“Hotlines are a valuable resource for people to work through difficult emotions, serve as a place where an individual can feel listened to and provide resources for mental health services in the community,” says Gill. “Most important, if you or a loved one is experiencing an emergency and need immediate assistance, it is imperative that you call 911 or go to your nearest emergency room.”

Vivian H., who prefers to keep her last name anonymous due to the sensitivity of the topic of suicide, contacted her psychiatrist about her suicidal thoughts. She says she received help, and is working with her provider to come up with effective coping strategies and a new treatment plan.

“I ended up telling my psychiatrist [about my suicidal thoughts], who then changed my treatment plan,” she says. “I was still finding the right medications and it turned out the ones I was taking at the time were making me feel worse.”

She credits the support of mental health professionals with being able to recover, and says she is now living a happier and healthier life in New York.

What to do if a loved one refuses help

“Sadly, if a person is refusing help, we cannot force them to get help, as much as we wish we could,” says Gingrich. “All we can do is continue to provide support and resources when we can, and set boundaries for ourselves if needed.”

“However,” she emphasizes, “if a person’s suicidality increases to the point where they are a risk to their own safety, you may need to alert local authorities to assist that person while also understanding that that may cause harm to your relationship.
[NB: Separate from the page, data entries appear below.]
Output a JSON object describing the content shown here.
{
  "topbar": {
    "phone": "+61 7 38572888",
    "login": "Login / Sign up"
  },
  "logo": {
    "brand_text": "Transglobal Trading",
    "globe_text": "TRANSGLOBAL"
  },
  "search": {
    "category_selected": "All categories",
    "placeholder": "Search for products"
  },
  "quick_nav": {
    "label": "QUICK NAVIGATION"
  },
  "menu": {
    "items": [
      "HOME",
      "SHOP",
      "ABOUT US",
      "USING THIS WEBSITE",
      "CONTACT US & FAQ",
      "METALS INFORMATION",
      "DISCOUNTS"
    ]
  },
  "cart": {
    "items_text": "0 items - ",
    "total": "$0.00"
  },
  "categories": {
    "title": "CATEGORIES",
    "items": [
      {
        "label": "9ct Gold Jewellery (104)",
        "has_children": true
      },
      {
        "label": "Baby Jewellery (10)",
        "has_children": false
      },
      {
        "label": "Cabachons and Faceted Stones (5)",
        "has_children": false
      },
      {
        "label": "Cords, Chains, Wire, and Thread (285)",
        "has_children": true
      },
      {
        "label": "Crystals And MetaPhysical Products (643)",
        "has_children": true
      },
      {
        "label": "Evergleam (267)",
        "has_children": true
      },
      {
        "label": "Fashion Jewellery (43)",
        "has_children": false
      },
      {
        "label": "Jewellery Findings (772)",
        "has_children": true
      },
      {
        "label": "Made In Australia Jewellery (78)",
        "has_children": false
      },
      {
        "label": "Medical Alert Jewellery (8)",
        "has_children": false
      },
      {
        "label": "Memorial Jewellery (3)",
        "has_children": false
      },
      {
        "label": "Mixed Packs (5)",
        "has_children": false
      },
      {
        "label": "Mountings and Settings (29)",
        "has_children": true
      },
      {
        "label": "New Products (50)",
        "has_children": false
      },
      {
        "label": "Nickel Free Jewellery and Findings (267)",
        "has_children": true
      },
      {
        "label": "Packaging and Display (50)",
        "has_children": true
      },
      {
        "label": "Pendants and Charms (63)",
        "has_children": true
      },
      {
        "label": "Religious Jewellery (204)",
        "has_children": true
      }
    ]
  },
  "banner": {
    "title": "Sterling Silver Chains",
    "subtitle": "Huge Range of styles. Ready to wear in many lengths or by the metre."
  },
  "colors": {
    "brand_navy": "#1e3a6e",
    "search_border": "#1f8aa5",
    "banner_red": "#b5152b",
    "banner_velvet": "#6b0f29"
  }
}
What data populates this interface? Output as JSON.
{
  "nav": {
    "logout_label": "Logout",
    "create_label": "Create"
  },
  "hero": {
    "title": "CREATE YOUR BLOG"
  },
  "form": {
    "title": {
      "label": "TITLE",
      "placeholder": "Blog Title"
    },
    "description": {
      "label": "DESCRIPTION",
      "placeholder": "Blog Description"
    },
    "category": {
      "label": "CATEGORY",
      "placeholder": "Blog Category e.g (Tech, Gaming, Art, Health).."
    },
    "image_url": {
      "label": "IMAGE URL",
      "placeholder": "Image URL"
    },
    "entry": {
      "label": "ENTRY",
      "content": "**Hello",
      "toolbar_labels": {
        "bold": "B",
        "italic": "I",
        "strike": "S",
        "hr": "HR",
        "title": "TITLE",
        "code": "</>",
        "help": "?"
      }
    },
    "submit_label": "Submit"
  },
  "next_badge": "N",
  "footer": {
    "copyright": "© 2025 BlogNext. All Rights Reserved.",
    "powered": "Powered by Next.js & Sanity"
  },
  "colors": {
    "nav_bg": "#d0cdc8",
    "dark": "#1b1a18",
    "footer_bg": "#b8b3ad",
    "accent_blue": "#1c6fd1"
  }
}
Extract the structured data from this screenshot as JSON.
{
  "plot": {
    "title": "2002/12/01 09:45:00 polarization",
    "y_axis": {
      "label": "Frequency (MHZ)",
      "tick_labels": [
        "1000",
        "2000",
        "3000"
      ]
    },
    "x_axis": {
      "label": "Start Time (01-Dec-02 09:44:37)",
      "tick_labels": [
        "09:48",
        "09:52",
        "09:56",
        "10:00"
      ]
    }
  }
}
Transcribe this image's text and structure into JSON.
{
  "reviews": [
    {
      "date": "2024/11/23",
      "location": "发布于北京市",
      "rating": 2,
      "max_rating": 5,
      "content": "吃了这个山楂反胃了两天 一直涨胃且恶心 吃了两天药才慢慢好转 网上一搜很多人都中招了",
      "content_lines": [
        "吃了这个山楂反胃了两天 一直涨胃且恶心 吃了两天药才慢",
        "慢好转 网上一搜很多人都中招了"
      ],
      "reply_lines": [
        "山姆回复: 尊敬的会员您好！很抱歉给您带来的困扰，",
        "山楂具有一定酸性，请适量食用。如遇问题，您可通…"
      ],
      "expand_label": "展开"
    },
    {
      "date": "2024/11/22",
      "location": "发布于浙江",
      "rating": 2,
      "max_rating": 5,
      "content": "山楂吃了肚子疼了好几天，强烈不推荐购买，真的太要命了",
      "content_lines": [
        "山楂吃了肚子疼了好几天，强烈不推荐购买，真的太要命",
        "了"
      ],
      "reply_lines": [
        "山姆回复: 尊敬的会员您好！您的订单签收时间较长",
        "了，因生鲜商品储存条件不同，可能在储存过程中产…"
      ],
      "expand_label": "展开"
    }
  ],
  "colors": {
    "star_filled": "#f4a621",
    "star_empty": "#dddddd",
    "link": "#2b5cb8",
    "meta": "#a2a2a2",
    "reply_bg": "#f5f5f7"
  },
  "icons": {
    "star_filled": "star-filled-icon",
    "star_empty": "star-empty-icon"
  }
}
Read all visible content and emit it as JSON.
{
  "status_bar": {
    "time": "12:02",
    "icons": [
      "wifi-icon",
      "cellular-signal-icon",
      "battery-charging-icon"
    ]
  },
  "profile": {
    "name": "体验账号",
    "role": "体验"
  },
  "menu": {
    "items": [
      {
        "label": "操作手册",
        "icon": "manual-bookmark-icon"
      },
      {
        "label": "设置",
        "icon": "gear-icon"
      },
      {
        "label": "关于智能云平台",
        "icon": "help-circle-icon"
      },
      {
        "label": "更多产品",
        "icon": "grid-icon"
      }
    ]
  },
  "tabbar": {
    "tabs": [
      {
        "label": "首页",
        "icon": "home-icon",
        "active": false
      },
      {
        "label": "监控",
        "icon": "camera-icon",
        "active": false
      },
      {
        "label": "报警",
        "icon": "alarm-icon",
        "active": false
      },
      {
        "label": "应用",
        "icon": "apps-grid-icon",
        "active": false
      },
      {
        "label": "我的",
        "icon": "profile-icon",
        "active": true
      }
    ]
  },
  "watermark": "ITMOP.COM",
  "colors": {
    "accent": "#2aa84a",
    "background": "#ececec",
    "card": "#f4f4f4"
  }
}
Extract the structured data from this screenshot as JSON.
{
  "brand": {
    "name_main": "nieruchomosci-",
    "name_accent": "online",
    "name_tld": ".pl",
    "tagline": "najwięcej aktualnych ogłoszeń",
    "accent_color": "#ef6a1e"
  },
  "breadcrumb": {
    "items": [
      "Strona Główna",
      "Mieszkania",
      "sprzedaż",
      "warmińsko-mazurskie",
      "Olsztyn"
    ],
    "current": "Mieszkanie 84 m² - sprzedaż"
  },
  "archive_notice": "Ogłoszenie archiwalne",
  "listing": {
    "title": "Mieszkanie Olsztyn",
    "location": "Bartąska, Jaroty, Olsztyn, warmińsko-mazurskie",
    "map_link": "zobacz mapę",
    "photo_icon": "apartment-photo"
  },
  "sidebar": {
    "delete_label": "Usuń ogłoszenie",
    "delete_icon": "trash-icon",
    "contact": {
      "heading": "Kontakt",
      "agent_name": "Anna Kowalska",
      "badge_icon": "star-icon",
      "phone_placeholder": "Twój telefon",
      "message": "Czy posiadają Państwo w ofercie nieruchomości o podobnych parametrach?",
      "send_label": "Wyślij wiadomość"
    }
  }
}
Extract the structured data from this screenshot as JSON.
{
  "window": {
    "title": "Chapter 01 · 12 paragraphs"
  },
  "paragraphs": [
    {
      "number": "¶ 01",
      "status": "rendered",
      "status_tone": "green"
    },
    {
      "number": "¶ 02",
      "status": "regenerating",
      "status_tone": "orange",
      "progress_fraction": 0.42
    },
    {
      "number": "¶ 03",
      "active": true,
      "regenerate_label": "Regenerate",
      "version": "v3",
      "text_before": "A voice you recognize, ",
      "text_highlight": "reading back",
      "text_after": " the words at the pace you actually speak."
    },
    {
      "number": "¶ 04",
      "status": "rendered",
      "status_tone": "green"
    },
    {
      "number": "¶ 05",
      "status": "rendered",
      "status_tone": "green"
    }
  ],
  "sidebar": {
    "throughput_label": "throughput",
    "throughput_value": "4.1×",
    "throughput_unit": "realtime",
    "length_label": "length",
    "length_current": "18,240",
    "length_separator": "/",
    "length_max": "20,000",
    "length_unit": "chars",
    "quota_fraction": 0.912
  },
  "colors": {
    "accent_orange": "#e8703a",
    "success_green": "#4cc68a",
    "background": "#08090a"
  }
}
In the end it’s to help the individual.”

If you or someone you know is experiencing suicidal thoughts, call 911 or the National Suicide Prevention Lifeline at 988 or 1-800-273-8255, or text HOME to the Crisis Text Line at 741741.

Wellness, parenting, body image and more: Get to know the who behind the hoo with Yahoo Life's newsletter. Sign up here.